How to Use the Dictionary Code

If you are reading this page because you want to find out how to use the dictionary code, then read on.

This page will tell you about the dictionary codes, how to use it, and when to use it.

The picture that you see to the right of this introduction is actually not a secret code. It's a zip code map, telling you about the location of the zip codes and where to use the right code.

The image below is a code - not the dictionary code, but it is a variation of a transposition cipher.


  1. Image titled Use the Dictionary Code Step 1
    Get a dictionary. If you want to use it, make sure that you and your partner have the exact same dictionary, or else your "language" would be totally ruined. A more advanced dictionary works best because it has more words.
  2. Image titled Use the Dictionary Code Step 2
    Learn. Now is time to understand the code. Open your dictionary to a random page into the middle. Since dictionary's are usually printed in 2 columns, you will have to adjust the code from the book code. Enter the first numbers (triple digit, unless you have a dictionary that has 1000+ pages). There should be 3 or 4 numbers in your code right now, depending on your dictionary. Now, search your actual word in a column. The columns can be numbered 1 or 2, so if you are using a dictionary, and you found the page and column, it should look like this: 435(for page)1(for column) it would be 4351.
  3. Image titled Use the Dictionary Code Step 3
    Now you will start looking for the actual word. You search the word in the column and when you found it, see if it is the first word, the second word, etc. This will be your final numbers (double-digit(e.g. isolationism is word 21 in the first column on page 435; that means the code is 435121)).
  4. Image titled Use the Dictionary Code Step 4
    Now you know how it works. It must have 6 or 7 digits or else it won't be the dictionary code.
  5. Image titled Use the Dictionary Code Step 5
    Go ahead; try it out! Use your dictionary, record the page, column, and find your word. This may take a little while, but when you get used to it, it can be an effective code. Below is an example of some words printed in dictionary code from the Webster's Universal College Dictionary.

Examples of codes from a college dictionary

  • 462202 = leak
  • 719101 = sewage
  • 900119 = win
  • 917214 = zymurgy
  • 363103 = gymnastics
  • 001119 = aardvark


  • Use this to fool other people into seeing your code. This type of code is extremely hard to crack, unless you give it out.
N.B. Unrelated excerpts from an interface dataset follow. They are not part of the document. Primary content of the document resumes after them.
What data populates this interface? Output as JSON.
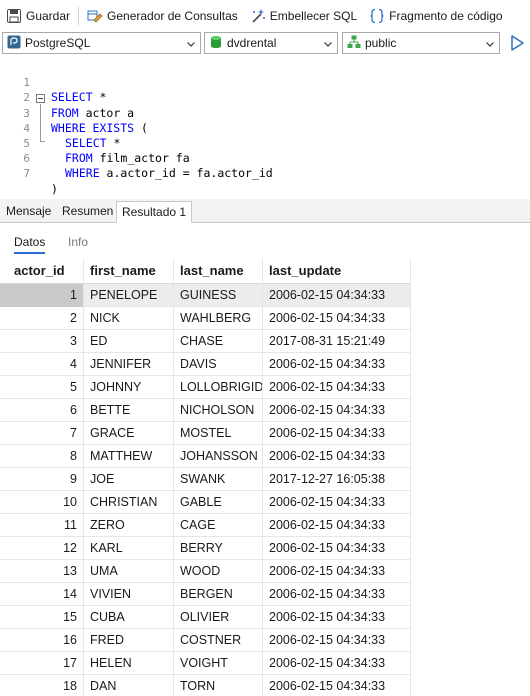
{
  "toolbar": {
    "save_label": "Guardar",
    "query_builder_label": "Generador de Consultas",
    "beautify_label": "Embellecer SQL",
    "snippet_label": "Fragmento de código"
  },
  "selectors": {
    "connection": "PostgreSQL",
    "database": "dvdrental",
    "schema": "public"
  },
  "editor": {
    "line_numbers": [
      "1",
      "2",
      "3",
      "4",
      "5",
      "6",
      "7"
    ],
    "lines": [
      {
        "kw": "SELECT",
        "rest": " *"
      },
      {
        "kw": "FROM",
        "rest": " actor a"
      },
      {
        "kw": "WHERE EXISTS",
        "rest": " ("
      },
      {
        "kw": "SELECT",
        "rest": " *"
      },
      {
        "kw": "FROM",
        "rest": " film_actor fa"
      },
      {
        "kw": "WHERE",
        "rest": " a.actor_id = fa.actor_id"
      },
      {
        "kw": "",
        "rest": ")"
      }
    ]
  },
  "result_tabs": [
    "Mensaje",
    "Resumen",
    "Resultado 1"
  ],
  "sub_tabs": [
    "Datos",
    "Info"
  ],
  "grid": {
    "columns": [
      "actor_id",
      "first_name",
      "last_name",
      "last_update"
    ],
    "rows": [
      [
        "1",
        "PENELOPE",
        "GUINESS",
        "2006-02-15 04:34:33"
      ],
      [
        "2",
        "NICK",
        "WAHLBERG",
        "2006-02-15 04:34:33"
      ],
      [
        "3",
        "ED",
        "CHASE",
        "2017-08-31 15:21:49"
      ],
      [
        "4",
        "JENNIFER",
        "DAVIS",
        "2006-02-15 04:34:33"
      ],
      [
        "5",
        "JOHNNY",
        "LOLLOBRIGID.",
        "2006-02-15 04:34:33"
      ],
      [
        "6",
        "BETTE",
        "NICHOLSON",
        "2006-02-15 04:34:33"
      ],
      [
        "7",
        "GRACE",
        "MOSTEL",
        "2006-02-15 04:34:33"
      ],
      [
        "8",
        "MATTHEW",
        "JOHANSSON",
        "2006-02-15 04:34:33"
      ],
      [
        "9",
        "JOE",
        "SWANK",
        "2017-12-27 16:05:38"
      ],
      [
        "10",
        "CHRISTIAN",
        "GABLE",
        "2006-02-15 04:34:33"
      ],
      [
        "11",
        "ZERO",
        "CAGE",
        "2006-02-15 04:34:33"
      ],
      [
        "12",
        "KARL",
        "BERRY",
        "2006-02-15 04:34:33"
      ],
      [
        "13",
        "UMA",
        "WOOD",
        "2006-02-15 04:34:33"
      ],
      [
        "14",
        "VIVIEN",
        "BERGEN",
        "2006-02-15 04:34:33"
      ],
      [
        "15",
        "CUBA",
        "OLIVIER",
        "2006-02-15 04:34:33"
      ],
      [
        "16",
        "FRED",
        "COSTNER",
        "2006-02-15 04:34:33"
      ],
      [
        "17",
        "HELEN",
        "VOIGHT",
        "2006-02-15 04:34:33"
      ],
      [
        "18",
        "DAN",
        "TORN",
        "2006-02-15 04:34:33"
      ]
    ]
  },
  "colors": {
    "keyword": "#0000ff",
    "active_subtab_underline": "#2b6cd6",
    "selected_cell": "#c9c9c9"
  },
  "icons": [
    "save-icon",
    "query-builder-icon",
    "beautify-icon",
    "snippet-icon",
    "postgresql-icon",
    "database-icon",
    "schema-icon",
    "run-icon"
  ]
}
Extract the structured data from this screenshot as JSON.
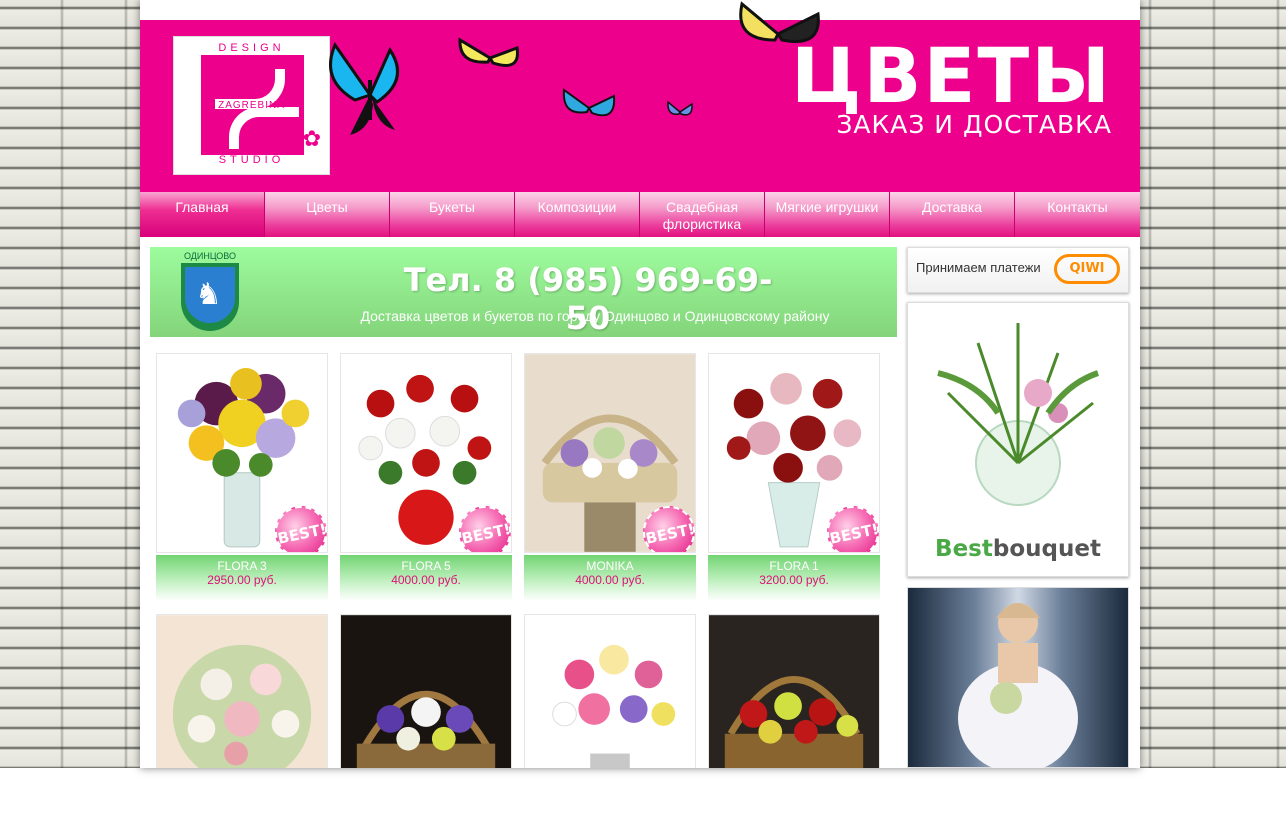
{
  "header": {
    "logo": {
      "top_text": "DESIGN",
      "middle_text": "ZAGREBINA",
      "bottom_text": "STUDIO"
    },
    "title": "ЦВЕТЫ",
    "subtitle": "ЗАКАЗ И ДОСТАВКА"
  },
  "nav": {
    "items": [
      {
        "label": "Главная"
      },
      {
        "label": "Цветы"
      },
      {
        "label": "Букеты"
      },
      {
        "label": "Композиции"
      },
      {
        "label": "Свадебная флористика"
      },
      {
        "label": "Мягкие игрушки"
      },
      {
        "label": "Доставка"
      },
      {
        "label": "Контакты"
      }
    ]
  },
  "banner": {
    "coat_of_arms_label": "ОДИНЦОВО",
    "phone": "Тел. 8 (985) 969-69-50",
    "text": "Доставка цветов и букетов по городу Одинцово и Одинцовскому району"
  },
  "products": [
    {
      "name": "FLORA 3",
      "price": "2950.00 руб.",
      "badge": "BEST!"
    },
    {
      "name": "FLORA 5",
      "price": "4000.00 руб.",
      "badge": "BEST!"
    },
    {
      "name": "MONIKA",
      "price": "4000.00 руб.",
      "badge": "BEST!"
    },
    {
      "name": "FLORA 1",
      "price": "3200.00 руб.",
      "badge": "BEST!"
    }
  ],
  "sidebar": {
    "payments_text": "Принимаем платежи",
    "qiwi_logo": "QIWI",
    "ad_brand_1": "Best",
    "ad_brand_2": "bouquet"
  },
  "colors": {
    "brand_pink": "#ec008c",
    "banner_green": "#84d47a",
    "price_pink": "#e0107a"
  }
}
If there is a thief or burglar in your neighborhood, you can use this simple but very effective code so that the criminal doesn't know what you are planning to do.


  • If you are sending the message on E-mail, then you are allowed to. However, if you are sending the message to someone in your neighborhood, you can send it out to their front porch. You may use it anytime, but do not use it if a person tells you not to, unless it is a stranger. For example, a security guards says that you have to stop using the code on us. You might want to listen to him. If you are being told by a stranger, then you don't have to listen to him. Be careful where you use it; it might be dangerous if you aren't paying attention.

Things You'll Need

  • 2 dictionaries, must be the same
  • Friend(s) to send messages to

Article Info

Categories: Codes and Hidden Messaging